• **EXERCISE PROMPT**:
Would you give the number of lines below in which the string "data" appears? Nothing else is needed.

• **EXERCISE MATERIAL**:
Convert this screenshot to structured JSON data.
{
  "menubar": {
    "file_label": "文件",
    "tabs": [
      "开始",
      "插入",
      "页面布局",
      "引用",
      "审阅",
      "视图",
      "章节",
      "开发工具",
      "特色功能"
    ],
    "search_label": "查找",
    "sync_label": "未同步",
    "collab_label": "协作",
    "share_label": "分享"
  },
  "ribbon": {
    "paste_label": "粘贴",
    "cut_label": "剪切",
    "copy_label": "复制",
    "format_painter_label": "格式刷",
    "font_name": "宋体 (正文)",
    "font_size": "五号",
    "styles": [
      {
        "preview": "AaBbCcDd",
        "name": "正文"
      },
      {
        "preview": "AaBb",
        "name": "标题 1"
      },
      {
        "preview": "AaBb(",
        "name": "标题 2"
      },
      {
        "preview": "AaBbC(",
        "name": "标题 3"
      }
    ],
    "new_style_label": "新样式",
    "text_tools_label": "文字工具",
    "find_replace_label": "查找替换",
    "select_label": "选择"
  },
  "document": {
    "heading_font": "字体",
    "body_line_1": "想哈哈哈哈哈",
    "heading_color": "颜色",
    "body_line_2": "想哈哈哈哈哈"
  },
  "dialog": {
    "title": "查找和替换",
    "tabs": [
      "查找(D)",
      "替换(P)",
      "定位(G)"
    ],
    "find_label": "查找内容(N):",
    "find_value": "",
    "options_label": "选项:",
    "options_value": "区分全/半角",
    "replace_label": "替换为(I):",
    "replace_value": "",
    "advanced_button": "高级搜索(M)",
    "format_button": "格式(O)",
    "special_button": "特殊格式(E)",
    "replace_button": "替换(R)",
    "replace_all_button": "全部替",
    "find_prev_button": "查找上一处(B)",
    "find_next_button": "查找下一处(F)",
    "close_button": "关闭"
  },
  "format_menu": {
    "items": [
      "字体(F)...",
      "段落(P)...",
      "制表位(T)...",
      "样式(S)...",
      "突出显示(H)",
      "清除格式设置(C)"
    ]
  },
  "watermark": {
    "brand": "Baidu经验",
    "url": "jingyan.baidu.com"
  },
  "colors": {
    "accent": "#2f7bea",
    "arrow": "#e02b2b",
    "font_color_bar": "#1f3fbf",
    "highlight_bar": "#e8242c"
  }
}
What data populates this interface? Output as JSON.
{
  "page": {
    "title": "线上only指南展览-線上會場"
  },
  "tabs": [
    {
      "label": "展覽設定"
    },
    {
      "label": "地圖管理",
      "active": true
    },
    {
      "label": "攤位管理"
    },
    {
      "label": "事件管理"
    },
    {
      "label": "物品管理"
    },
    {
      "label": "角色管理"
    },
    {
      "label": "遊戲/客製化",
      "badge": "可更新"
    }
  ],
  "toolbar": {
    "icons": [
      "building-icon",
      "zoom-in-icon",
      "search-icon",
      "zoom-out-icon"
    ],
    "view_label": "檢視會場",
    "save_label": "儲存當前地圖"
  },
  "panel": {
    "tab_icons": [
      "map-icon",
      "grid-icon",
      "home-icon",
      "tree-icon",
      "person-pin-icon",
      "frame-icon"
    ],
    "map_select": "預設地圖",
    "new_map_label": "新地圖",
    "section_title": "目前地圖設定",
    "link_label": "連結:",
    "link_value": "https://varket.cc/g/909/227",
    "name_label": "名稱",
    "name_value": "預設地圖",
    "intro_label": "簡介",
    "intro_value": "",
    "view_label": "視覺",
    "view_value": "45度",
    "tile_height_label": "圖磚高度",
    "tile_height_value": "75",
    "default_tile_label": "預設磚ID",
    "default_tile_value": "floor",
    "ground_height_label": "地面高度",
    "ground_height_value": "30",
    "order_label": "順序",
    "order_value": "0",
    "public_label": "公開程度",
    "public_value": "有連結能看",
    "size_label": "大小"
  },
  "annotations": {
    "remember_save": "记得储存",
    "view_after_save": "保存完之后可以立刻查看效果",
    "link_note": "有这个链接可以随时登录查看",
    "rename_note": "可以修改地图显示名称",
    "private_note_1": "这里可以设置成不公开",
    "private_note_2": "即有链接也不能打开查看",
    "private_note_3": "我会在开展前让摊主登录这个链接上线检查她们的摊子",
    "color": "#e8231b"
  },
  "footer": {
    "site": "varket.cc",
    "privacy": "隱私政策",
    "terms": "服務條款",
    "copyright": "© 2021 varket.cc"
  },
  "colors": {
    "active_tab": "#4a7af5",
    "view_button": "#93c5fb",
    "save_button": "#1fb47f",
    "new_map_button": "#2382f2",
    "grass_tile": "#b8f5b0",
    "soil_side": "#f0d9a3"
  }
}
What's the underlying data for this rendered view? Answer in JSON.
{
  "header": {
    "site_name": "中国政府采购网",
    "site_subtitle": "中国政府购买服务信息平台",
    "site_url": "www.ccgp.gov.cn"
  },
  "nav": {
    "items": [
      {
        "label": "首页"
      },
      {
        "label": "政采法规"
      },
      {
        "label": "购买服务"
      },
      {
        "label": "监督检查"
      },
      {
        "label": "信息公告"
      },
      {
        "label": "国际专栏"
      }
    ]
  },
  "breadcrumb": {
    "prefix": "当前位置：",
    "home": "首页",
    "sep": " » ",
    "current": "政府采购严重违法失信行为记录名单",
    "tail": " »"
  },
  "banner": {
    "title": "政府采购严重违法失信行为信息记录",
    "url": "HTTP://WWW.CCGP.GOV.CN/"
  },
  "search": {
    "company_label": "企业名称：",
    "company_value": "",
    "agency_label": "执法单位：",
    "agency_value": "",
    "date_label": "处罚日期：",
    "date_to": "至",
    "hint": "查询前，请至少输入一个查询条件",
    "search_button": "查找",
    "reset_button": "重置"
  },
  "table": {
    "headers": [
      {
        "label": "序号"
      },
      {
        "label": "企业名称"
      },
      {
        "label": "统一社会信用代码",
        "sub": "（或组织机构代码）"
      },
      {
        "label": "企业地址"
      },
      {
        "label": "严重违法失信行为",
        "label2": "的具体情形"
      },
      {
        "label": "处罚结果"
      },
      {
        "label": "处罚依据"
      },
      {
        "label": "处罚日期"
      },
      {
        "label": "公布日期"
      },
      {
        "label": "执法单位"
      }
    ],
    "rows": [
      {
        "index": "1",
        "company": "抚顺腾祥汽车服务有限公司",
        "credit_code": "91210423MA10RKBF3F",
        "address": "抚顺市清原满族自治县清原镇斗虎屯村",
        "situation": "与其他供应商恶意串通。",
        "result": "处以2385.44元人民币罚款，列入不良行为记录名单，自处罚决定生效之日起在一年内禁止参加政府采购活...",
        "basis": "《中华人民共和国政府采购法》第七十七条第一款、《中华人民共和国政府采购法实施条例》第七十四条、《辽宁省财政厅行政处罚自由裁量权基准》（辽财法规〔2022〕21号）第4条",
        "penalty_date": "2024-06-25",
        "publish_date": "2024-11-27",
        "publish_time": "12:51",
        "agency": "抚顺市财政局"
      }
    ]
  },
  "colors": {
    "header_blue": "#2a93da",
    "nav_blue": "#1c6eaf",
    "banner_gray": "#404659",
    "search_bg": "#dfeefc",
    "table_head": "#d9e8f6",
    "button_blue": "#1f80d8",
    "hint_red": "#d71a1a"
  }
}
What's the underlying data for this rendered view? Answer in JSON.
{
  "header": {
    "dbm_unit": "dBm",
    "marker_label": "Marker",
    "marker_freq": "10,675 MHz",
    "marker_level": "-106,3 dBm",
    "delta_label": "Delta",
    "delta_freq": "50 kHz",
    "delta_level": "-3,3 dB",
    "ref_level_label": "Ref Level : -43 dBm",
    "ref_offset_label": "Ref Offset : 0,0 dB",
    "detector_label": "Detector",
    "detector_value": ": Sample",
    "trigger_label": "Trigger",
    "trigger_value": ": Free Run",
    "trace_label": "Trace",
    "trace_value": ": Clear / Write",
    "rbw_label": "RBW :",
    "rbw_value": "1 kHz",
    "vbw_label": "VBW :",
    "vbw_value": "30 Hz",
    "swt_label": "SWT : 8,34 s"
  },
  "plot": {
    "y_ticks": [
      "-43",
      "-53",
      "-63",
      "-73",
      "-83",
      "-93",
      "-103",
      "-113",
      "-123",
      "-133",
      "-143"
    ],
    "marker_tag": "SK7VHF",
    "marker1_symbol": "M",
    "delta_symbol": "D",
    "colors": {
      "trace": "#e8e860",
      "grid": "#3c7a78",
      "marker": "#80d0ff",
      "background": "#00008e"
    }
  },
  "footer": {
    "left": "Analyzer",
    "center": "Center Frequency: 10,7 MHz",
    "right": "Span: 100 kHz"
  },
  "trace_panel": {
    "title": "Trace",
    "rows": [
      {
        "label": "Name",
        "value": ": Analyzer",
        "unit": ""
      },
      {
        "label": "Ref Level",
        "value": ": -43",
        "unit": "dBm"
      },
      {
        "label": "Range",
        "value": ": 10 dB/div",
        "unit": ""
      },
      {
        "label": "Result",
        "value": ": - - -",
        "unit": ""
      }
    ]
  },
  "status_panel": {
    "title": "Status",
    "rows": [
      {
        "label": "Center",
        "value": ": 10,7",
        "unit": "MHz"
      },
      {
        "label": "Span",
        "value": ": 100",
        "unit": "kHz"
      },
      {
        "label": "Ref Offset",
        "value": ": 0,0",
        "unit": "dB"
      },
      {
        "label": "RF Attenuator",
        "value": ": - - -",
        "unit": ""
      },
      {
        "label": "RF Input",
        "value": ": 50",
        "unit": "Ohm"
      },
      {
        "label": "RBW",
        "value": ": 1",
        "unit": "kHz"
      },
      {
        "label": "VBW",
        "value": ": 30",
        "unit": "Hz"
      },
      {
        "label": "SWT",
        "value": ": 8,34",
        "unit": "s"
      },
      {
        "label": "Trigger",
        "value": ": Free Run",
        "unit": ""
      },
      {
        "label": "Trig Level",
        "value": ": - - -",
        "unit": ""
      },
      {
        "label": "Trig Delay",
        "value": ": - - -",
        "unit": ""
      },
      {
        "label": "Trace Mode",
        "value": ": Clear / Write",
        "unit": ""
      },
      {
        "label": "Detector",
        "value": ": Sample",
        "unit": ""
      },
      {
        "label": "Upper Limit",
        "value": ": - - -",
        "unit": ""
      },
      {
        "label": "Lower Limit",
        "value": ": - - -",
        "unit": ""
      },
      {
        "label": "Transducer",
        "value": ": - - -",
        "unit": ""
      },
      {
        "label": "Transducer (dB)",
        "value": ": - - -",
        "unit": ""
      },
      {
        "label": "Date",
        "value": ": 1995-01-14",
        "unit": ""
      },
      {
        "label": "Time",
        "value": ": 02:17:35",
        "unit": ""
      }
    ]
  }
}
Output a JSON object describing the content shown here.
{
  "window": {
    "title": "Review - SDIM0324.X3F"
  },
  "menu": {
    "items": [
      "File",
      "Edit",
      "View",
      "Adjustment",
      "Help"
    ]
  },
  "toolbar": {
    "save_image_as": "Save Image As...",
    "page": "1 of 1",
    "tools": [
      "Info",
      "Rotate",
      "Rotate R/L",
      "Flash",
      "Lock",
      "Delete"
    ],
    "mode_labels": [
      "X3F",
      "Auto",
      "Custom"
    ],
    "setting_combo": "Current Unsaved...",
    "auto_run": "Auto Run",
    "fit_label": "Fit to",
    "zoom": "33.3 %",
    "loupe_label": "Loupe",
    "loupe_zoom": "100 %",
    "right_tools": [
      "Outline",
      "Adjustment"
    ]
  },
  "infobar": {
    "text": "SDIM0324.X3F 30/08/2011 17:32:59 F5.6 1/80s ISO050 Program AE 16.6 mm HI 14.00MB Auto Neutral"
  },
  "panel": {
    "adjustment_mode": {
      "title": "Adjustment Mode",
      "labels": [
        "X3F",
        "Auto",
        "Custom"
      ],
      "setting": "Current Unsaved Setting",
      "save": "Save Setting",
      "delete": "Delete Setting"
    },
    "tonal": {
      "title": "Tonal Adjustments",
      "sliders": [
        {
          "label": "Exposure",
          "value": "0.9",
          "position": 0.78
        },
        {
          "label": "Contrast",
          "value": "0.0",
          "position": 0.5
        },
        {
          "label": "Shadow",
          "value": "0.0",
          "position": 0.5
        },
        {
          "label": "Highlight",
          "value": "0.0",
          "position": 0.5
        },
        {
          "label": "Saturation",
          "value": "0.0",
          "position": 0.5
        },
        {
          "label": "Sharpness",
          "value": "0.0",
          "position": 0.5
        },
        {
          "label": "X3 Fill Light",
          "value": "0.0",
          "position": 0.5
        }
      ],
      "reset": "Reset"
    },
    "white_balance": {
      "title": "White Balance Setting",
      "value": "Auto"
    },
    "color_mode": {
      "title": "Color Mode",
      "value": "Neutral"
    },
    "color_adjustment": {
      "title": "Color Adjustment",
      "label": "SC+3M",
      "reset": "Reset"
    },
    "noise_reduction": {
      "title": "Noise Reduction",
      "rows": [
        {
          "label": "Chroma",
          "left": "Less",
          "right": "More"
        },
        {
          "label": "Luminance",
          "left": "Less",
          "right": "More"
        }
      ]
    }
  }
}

• **OUTPUT BELOW**:
4